The Wall Street Journal is claiming this week that Apple is testing out 99 cent episodes of TV shows on iTunes with the intent of offering the same deal much more broadly across its library when the iPad launches in late March. The information comes courtesy of people familiar with the talks between Apple and the networks regarding pricing changes.
Shows already being offered at 99 cents are cited as examples of testing for this new scheme, but the shows in question aren’t exactly the most popular, so it seems almost as likely that the discounting is designed to stimulate sales in these specific cases. MTV’s “Wonder Showzen” and Warner’s “Children’s Hospital” are among those on offer at the reduced rate.
Still, we’ve heard rumblings of this before, and the article in the WSJ fits almost exactly the description of what an intentional leak from Apple looks like. Also, I have no doubt that while networks might not be that crazy about this idea, there’s no reason Apple wouldn’t want to see the price of standard definition TV shows cut in half (they currently cost $1.99 per episode).
There are plenty of reasons why they would want that to happen, though, and the biggest of all is iPad marketability. To people who, for example, think a ReadWriteWeb post is actually the Facebook login page, the iPad is a mysterious device indeed, with few sellable qualities. Why would such people pay for the ultimate web browsing experience, for example, when they’re terrified of the web? What they will pay for, and what they do understand, is TV.
Bestselling shows offered at a dollar isn’t only an attempt to woo iTunes TV-viewers to the new platform, although it will probably help do that. The advantage of such competitive pricing for a single, popular type of media is that it will make the iPad a destination device for said media, in the same way that the iPod has become the digital music player. Apps might sell the iPod touch and iPhone now, but make no mistake, what sold their predecessors and allowed them to even exist in the first place was music.
TV could do for the iPad what music did for the iPod, and Apple knows it. Sure, the iPad has apps, but I’d be willing to bet that apps still remain mostly untouched territory for a massive number of people who use the media playback capabilities of their iPods and iPhones. Books aren’t priced competitively enough, nor do they appeal to a wide enough market to create the kind of consumer rush Apple is looking for with its new device. No, it has to be TV, and for that to become a reality, consumers have to see prices that compete with or improve upon cable subscription models.
Offering cheaper TV is a step in the right direction, but there is an alternative if talks break down and Apple can’t offer steep discounts on its current TV prices, which by all accounts are fairly high. Apple should merely open the platform a little by either developing easy conversion options itself for .avi files and other formats, built right into iTunes, or by encouraging third-party companies to do so. In short, make it easier for users to get their own files onto the device, and you broaden the hardware’s appeal immensely.
Apple currently makes it somewhat difficult to get your own differently formatted media onto its devices because by doing so, it encourages content providers to offer their media for licensed use with the device.
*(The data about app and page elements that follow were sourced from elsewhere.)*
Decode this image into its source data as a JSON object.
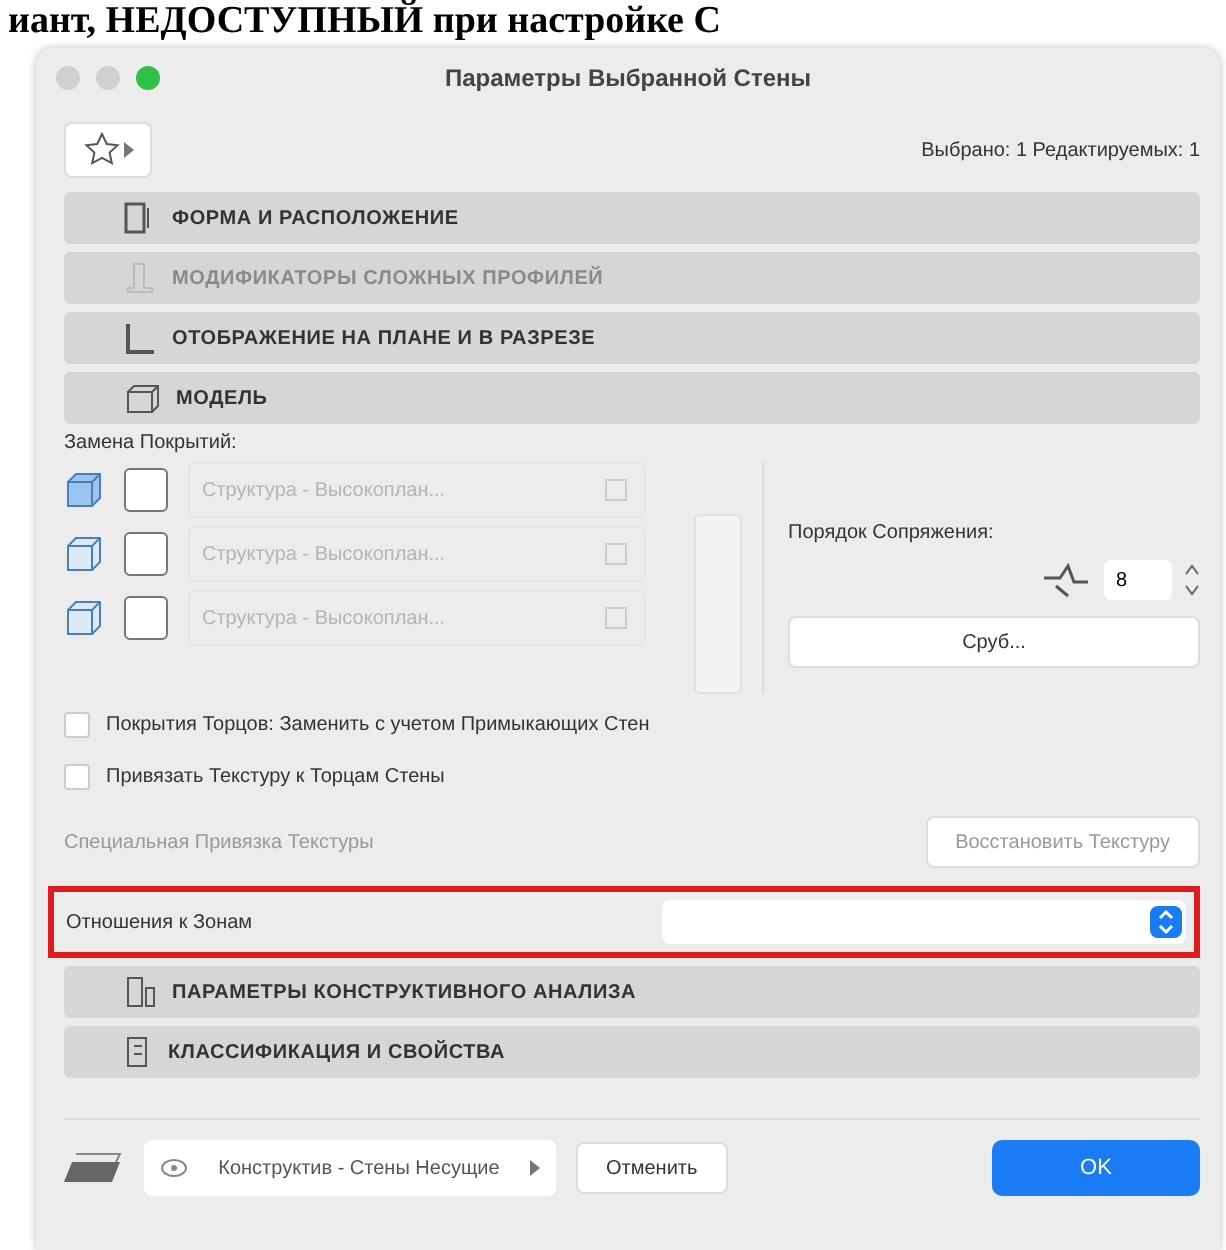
{
  "heading": "иант, НЕДОСТУПНЫЙ при настройке С",
  "window": {
    "title": "Параметры Выбранной Стены"
  },
  "toolbar": {
    "selection_info": "Выбрано: 1 Редактируемых: 1"
  },
  "sections_top": [
    {
      "label": "ФОРМА И РАСПОЛОЖЕНИЕ",
      "disabled": false,
      "kind": "shape"
    },
    {
      "label": "МОДИФИКАТОРЫ СЛОЖНЫХ ПРОФИЛЕЙ",
      "disabled": true,
      "kind": "profile"
    },
    {
      "label": "ОТОБРАЖЕНИЕ НА ПЛАНЕ И В РАЗРЕЗЕ",
      "disabled": false,
      "kind": "plan"
    },
    {
      "label": "МОДЕЛЬ",
      "disabled": false,
      "kind": "model"
    }
  ],
  "model": {
    "override_label": "Замена Покрытий:",
    "overrides": [
      {
        "value": "Структура - Высокоплан...",
        "checked": false
      },
      {
        "value": "Структура - Высокоплан...",
        "checked": false
      },
      {
        "value": "Структура - Высокоплан...",
        "checked": false
      }
    ],
    "intersection_label": "Порядок Сопряжения:",
    "intersection_value": "8",
    "log_button": "Сруб...",
    "options": [
      {
        "label": "Покрытия Торцов: Заменить с учетом Примыкающих Стен",
        "checked": false
      },
      {
        "label": "Привязать Текстуру к Торцам Стены",
        "checked": false
      }
    ],
    "texture_label": "Специальная Привязка Текстуры",
    "texture_button": "Восстановить Текстуру",
    "zones_label": "Отношения к Зонам",
    "zones_highlighted": true
  },
  "sections_bottom": [
    {
      "label": "ПАРАМЕТРЫ КОНСТРУКТИВНОГО АНАЛИЗА",
      "disabled": false,
      "kind": "analysis"
    },
    {
      "label": "КЛАССИФИКАЦИЯ И СВОЙСТВА",
      "disabled": false,
      "kind": "classification"
    }
  ],
  "footer": {
    "layer": "Конструктив - Стены Несущие",
    "cancel": "Отменить",
    "ok": "OK"
  }
}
It gives Cupertino the ability to negotiate with those providers, since Apple is actually protecting their interests by discouraging piracy.
But if networks don’t begin to take Apple seriously as a contender to cable companies and other TV service providers by offering competitive prices, I say the Mac-maker is well within its right to go its own way and open the platform up. Consumers will reward them with big hardware spends to make up for lost media revenue.